**YOUR INSTRUCTIONS:** Whenever the string "value" turns up in a line of the data below, copy that line.

**MATERIAL TO PROCESS:**

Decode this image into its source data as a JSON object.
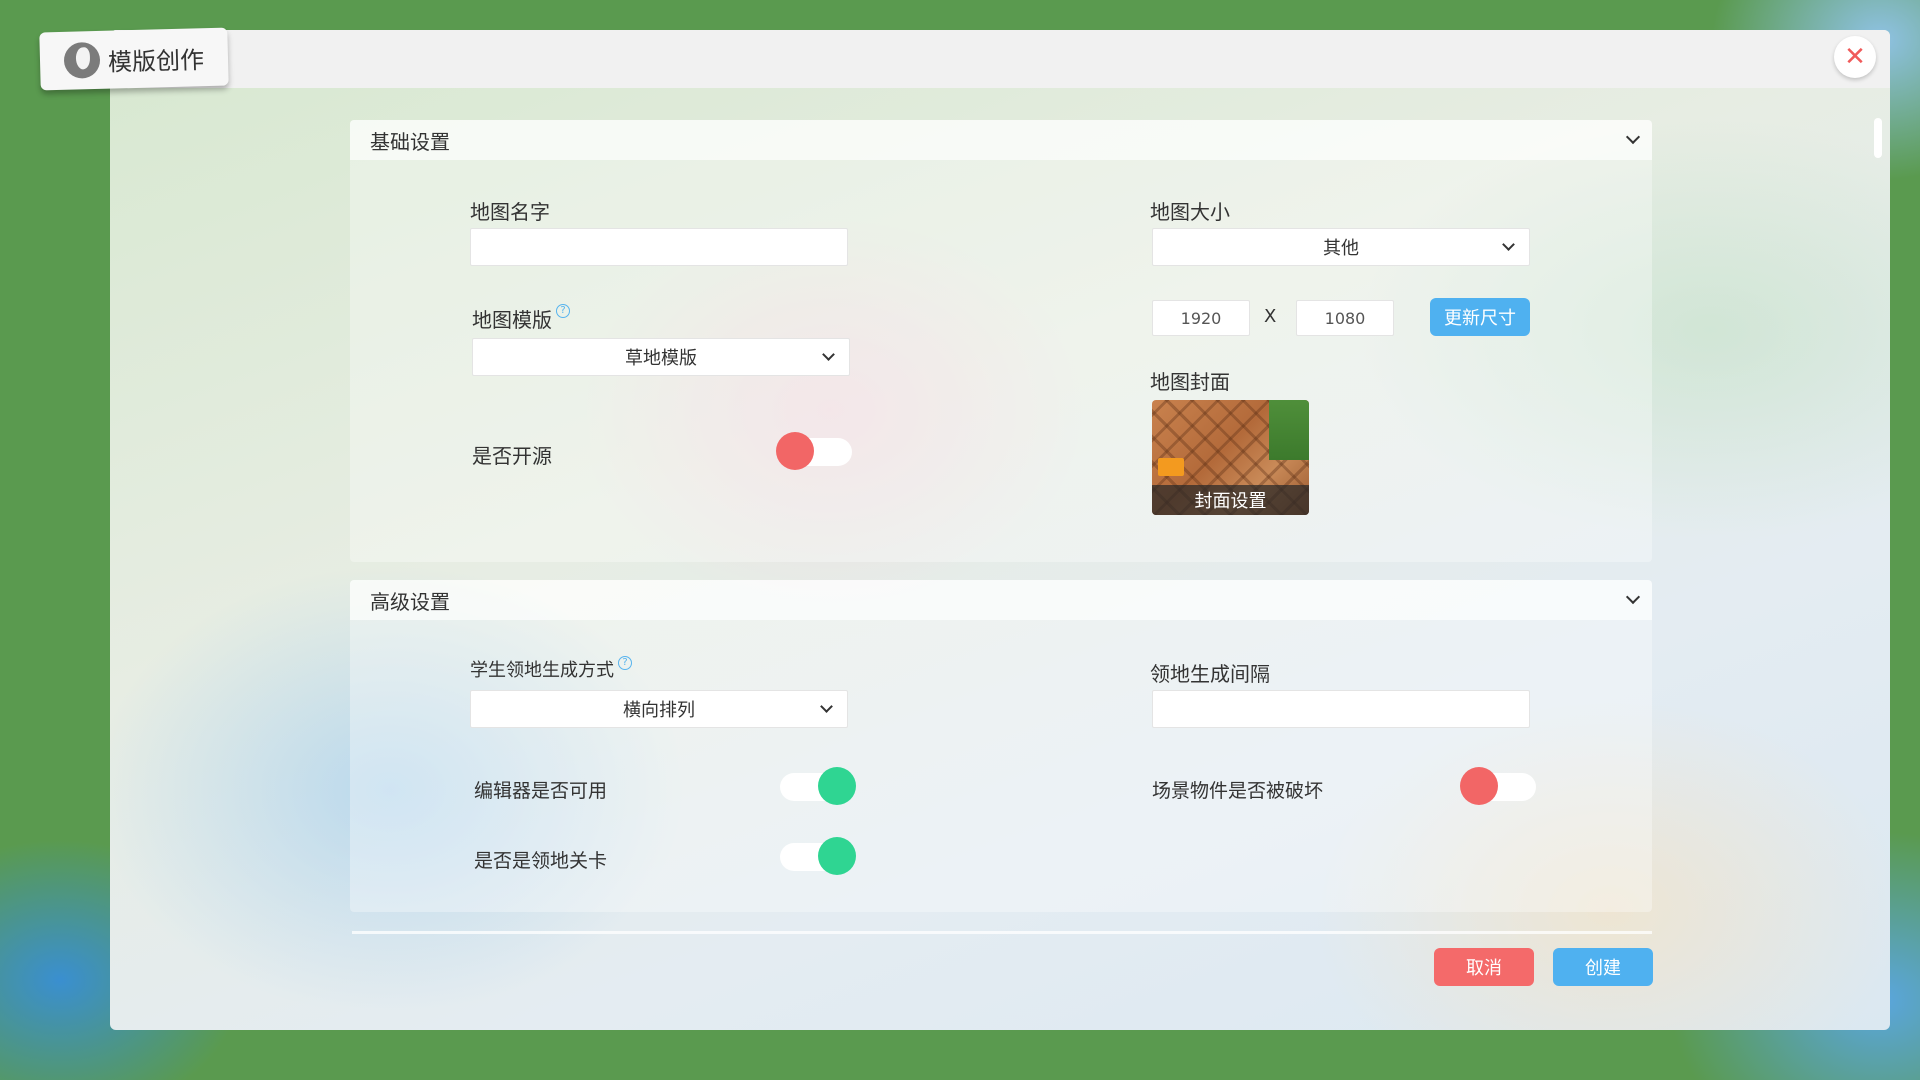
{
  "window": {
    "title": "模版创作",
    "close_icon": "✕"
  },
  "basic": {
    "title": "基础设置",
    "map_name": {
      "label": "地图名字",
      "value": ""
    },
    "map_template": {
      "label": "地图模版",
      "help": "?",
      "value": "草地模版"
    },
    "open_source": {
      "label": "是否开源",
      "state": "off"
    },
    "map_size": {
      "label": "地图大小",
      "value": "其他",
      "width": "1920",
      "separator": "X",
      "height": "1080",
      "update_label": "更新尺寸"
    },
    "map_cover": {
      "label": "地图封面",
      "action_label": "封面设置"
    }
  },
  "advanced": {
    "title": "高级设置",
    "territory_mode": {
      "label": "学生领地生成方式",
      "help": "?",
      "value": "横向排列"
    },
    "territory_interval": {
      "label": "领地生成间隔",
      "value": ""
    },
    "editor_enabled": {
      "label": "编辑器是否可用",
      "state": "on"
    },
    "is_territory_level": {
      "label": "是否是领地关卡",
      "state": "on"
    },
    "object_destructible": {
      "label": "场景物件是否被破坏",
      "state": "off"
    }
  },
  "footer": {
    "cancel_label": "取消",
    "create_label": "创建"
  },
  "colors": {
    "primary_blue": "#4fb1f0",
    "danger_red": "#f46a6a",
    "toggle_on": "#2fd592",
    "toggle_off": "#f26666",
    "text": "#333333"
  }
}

**RESPONSE TO THIS EXERCISE:**
      "value": ""
      "value": "草地模版"
      "value": "其他",
      "value": "横向排列"
      "value": ""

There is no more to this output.